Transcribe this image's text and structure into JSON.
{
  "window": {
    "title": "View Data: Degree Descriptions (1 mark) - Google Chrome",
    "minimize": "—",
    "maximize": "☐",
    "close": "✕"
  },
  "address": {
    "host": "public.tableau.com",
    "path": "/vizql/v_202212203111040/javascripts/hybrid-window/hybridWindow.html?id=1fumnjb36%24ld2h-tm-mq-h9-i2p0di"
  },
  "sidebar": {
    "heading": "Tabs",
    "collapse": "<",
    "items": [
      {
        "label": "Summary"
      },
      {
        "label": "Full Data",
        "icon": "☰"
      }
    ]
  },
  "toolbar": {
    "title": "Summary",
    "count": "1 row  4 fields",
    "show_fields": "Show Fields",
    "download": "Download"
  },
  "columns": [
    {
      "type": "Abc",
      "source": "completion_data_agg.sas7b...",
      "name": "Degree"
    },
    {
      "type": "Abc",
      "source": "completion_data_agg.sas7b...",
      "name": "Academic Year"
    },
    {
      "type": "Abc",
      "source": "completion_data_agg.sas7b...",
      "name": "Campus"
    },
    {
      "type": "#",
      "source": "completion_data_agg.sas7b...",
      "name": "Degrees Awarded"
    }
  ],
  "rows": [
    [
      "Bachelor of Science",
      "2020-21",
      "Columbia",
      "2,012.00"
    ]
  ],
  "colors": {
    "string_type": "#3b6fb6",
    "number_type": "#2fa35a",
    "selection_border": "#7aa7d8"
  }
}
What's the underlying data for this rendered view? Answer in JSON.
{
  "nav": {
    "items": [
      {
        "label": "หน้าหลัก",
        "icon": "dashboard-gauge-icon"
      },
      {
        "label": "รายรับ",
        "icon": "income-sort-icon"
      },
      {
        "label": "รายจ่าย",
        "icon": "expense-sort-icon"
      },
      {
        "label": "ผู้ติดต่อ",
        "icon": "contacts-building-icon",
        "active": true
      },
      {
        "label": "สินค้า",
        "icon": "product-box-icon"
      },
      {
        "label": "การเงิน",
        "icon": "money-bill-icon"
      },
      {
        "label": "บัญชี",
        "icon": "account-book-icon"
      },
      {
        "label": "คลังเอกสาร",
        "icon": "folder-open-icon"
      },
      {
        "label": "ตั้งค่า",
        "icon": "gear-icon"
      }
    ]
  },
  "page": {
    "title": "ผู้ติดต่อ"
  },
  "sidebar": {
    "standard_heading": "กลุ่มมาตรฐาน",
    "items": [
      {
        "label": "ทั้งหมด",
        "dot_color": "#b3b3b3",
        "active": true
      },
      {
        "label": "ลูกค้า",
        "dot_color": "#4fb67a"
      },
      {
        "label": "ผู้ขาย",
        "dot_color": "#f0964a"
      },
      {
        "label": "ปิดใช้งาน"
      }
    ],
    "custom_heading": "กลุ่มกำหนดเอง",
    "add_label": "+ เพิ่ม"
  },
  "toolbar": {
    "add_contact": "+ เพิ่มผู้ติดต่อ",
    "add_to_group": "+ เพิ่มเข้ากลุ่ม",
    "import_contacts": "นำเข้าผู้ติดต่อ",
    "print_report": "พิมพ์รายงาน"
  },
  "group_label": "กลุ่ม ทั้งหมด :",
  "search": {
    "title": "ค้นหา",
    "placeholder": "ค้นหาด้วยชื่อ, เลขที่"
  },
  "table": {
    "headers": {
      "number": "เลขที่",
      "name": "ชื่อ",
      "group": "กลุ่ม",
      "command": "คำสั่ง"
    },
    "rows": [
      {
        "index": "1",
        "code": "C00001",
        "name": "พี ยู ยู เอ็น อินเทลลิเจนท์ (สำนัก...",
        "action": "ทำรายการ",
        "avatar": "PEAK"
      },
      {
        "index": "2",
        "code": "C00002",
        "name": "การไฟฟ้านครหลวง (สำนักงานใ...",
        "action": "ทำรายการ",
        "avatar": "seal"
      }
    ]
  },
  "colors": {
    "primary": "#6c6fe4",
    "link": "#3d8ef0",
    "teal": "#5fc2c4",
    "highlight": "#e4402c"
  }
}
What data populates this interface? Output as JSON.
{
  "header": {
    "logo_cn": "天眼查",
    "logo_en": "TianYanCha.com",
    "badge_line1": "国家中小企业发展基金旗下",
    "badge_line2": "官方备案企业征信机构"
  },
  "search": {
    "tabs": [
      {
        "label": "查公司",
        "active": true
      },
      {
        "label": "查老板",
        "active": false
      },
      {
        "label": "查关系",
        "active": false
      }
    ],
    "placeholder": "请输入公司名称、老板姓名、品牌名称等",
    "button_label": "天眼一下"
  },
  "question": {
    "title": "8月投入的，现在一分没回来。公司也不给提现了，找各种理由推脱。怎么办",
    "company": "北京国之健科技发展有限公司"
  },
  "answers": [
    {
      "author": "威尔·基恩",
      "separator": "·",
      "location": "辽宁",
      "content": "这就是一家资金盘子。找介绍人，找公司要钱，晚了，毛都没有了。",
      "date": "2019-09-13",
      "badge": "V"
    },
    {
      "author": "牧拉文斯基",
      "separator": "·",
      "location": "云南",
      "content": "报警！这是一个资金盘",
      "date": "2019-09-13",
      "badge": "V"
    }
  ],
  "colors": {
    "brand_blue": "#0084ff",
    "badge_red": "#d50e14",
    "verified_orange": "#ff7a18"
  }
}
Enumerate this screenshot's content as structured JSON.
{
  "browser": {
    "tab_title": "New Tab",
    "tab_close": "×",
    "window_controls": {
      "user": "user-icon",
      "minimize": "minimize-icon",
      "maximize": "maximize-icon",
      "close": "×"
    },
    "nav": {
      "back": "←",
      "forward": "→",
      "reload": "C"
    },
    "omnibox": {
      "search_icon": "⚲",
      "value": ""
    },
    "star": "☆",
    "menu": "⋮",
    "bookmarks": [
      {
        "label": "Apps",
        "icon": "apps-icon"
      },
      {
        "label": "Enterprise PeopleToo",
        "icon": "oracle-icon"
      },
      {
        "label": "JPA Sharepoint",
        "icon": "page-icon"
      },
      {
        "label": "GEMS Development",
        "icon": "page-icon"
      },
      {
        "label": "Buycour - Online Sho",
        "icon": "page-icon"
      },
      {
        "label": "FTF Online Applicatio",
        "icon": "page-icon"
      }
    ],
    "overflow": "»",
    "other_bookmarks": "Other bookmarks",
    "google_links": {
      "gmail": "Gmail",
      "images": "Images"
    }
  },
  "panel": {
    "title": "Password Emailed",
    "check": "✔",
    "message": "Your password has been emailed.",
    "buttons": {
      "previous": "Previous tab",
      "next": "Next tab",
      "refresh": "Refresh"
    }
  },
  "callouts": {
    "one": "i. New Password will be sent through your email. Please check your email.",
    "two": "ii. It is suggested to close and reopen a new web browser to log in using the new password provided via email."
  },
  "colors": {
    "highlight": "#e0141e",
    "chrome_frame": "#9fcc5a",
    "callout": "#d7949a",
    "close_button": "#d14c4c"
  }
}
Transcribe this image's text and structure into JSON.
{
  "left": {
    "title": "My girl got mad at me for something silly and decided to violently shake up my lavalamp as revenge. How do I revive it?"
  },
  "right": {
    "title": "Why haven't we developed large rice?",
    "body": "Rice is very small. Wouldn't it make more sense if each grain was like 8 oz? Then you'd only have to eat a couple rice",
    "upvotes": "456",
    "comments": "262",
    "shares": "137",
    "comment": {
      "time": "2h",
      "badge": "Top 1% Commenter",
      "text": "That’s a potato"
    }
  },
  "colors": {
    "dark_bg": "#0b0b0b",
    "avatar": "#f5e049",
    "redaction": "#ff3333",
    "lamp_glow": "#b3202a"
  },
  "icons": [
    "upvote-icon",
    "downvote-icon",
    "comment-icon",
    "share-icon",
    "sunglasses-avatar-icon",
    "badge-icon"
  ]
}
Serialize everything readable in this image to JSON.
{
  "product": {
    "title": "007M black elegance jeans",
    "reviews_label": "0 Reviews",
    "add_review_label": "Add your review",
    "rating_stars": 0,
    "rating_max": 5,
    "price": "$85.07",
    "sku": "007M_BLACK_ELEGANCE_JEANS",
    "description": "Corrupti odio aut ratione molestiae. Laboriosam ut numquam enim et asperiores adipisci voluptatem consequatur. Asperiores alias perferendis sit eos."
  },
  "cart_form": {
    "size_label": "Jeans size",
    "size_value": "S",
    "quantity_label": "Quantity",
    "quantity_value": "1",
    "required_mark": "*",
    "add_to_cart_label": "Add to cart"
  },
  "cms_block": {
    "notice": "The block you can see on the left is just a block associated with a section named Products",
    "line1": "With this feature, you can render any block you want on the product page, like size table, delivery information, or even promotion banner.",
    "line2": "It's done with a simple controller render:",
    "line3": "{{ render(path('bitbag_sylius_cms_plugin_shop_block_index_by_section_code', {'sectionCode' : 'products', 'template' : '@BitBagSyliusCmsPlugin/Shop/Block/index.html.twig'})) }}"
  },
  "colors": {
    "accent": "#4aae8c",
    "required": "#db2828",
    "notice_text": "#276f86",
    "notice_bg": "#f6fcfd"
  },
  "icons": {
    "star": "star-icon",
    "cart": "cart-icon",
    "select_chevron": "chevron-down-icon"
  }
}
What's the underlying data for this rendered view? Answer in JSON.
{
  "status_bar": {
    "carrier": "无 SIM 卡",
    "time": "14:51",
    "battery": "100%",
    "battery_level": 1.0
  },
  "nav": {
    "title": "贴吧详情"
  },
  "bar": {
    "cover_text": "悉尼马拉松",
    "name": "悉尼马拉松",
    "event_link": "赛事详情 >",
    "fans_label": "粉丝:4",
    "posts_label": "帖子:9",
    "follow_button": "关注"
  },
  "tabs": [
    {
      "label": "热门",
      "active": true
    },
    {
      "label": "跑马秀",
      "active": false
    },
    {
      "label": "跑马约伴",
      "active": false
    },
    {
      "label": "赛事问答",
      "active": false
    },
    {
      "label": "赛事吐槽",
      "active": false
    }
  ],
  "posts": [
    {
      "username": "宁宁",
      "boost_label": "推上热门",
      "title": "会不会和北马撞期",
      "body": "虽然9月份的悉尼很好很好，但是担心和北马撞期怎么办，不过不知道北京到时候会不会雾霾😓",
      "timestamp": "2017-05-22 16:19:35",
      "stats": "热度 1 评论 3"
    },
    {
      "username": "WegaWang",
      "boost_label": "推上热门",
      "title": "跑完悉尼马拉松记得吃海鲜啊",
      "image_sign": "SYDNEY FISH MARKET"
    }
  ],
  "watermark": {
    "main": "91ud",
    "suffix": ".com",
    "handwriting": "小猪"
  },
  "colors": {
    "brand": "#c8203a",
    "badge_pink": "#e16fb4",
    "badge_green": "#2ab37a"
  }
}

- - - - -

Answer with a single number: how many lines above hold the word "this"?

8